Type the command line systeminfo and press Enter. Your computer will show you all the specs for your system — just scroll through the results to find what you need.
Check computer specs using the Device Manager
Need to figure out the exact name of a specific device, such as your graphics card or sound chip? Device Manager is the way to go.
Right-click on your Windows menu and select Device Manager.
The next window that opens will show you a list of everything that’s built into your PC or laptop. Go through each item on the list and check the device names, as shown in the screenshot below.
Device Manager usually gives clear and full names for each accessory or device connected to or built into your PC or laptop.
Still not sure what a specific device is? Does the listing say Unknown? Don’t worry. You can still figure out the device’s GUID (Globally Unique Identifier). This is a string of numbers that will help you identify what device you’re looking at.
Double-click on the mysterious entry in Device Manager, such as Broadcom 802.11ac. Then, go to Details. Under Properties, select Hardware Ids. Right-click on one of the entries, copy it, and head over to your favorite search engine to learn more about it.
With a quick internet search, you can easily find the exact name of the unknown device.
Check detailed computer specs using System Information
Let’s dive a bit deeper. The best and most thorough built-in tool for checking your PC specs is System Information. To open it, click on your Windows menu and begin typing the phrase System Information. Windows will find it for you.
Click System Information (or hit Enter). The tool that opens next is the most complete, but also the most complex, way to figure out your PC specs. You can find anything from your computer’s BIOS/UEFI version, to your motherboard’s revision number, to all the drivers and applications running on your machine.
It doesn’t get more detailed than that!
You can use this tool to:
Search for specific information. Use the Find what field at the bottom of the window to look for anything, such as graphics cards or USB ports.
Generate a system report: Open the File menu and click Export to save all this information into a handy text file for sharing. This can be useful when a support person is asking you for these details, or when you need to share your hardware specifications on an online forum.
Use a third-party tool to easily view all your specs
Windows’s built-in spec-hunting tools can be a bit tricky to navigate.
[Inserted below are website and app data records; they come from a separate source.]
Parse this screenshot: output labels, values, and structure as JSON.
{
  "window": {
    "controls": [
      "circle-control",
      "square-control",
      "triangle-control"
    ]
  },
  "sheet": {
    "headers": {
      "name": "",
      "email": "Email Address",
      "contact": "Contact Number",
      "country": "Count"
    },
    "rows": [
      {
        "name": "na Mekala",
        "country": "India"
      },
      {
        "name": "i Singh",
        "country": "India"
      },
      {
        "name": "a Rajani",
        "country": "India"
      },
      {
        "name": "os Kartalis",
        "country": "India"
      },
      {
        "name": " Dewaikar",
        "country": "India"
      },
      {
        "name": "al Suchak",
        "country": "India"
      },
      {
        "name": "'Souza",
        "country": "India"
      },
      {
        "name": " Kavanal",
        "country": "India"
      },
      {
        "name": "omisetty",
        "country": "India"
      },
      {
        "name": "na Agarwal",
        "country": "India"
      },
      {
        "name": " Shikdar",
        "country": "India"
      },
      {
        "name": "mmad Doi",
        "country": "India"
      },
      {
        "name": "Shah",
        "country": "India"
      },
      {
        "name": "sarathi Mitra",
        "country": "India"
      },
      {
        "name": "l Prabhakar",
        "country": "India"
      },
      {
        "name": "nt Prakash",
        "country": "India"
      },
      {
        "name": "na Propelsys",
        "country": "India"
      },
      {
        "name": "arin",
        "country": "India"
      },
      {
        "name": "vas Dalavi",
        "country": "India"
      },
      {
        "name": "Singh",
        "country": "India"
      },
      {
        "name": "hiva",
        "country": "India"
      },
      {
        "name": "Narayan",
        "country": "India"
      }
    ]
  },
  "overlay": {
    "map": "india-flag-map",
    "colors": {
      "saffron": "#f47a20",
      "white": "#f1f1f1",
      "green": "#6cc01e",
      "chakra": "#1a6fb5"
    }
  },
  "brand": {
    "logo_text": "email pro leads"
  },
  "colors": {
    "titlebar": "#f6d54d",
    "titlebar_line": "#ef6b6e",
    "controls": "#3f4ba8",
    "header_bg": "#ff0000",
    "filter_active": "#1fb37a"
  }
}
And with so much information, it’s hard to know exactly where to look. If you’re feeling overwhelmed, consider a specialized spec-checking tool.
Speccy is a free tool that conveniently displays your computer specs, letting you easily and quickly find the info you need.
Get the best performance from your existing hardware
By using Windows’s built-in tools or a free third-party tool like Speccy, you can easily find all the specs inside your PC. Whether you’re looking for information about your RAM or CPU, or if you just want to know which programs are installed on your PC, these tools will help you find all your computer specs.
To get the most out of the hardware under your PC’s hood, and to unclog annoying performance bottlenecks, make sure your computer gets regular maintenance and tuning. AVG TuneUp cleans out unwanted junk, keeps your files organized, and monitors resource usage to ensure optimal performance at all times.